What you are asked to do:
Please return the lines of the data that contain "JSON".

(Entries taken from a collection)
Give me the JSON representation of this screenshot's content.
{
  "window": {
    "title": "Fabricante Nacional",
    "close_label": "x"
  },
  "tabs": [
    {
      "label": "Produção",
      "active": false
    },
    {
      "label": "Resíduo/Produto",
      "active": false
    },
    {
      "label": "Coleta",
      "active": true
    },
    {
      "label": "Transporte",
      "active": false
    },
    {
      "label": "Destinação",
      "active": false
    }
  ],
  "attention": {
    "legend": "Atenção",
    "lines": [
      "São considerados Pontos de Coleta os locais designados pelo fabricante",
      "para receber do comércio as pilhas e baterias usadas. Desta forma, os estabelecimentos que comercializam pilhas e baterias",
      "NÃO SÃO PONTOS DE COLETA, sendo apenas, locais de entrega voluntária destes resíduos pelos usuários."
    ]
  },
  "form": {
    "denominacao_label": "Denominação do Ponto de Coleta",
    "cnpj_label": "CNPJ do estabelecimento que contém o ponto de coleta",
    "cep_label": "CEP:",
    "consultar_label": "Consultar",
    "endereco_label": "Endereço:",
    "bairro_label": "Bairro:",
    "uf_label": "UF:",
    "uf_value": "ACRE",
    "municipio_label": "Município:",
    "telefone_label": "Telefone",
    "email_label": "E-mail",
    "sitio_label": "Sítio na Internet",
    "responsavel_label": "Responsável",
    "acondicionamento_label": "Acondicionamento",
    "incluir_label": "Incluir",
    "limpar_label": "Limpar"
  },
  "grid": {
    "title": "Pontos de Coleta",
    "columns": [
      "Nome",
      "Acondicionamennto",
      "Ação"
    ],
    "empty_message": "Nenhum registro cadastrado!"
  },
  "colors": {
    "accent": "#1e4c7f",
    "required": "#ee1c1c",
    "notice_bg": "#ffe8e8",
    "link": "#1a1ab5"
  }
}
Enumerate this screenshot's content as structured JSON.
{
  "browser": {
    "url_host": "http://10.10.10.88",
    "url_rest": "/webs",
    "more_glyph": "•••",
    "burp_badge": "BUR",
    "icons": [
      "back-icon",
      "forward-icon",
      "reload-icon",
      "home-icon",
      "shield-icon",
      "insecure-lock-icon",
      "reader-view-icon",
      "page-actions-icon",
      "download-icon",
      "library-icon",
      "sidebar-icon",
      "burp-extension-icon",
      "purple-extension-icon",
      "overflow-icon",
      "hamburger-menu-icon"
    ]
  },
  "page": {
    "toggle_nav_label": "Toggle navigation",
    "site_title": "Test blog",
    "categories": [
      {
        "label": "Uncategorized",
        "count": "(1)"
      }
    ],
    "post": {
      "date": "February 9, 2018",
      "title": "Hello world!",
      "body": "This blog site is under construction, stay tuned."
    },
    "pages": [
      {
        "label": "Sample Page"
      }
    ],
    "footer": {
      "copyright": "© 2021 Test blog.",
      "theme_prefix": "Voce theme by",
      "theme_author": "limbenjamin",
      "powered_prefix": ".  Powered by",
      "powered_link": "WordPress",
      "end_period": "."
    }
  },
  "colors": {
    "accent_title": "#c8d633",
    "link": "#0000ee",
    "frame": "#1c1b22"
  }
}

Solution to this task:
Give me the JSON representation of this screenshot's content.
Enumerate this screenshot's content as structured JSON.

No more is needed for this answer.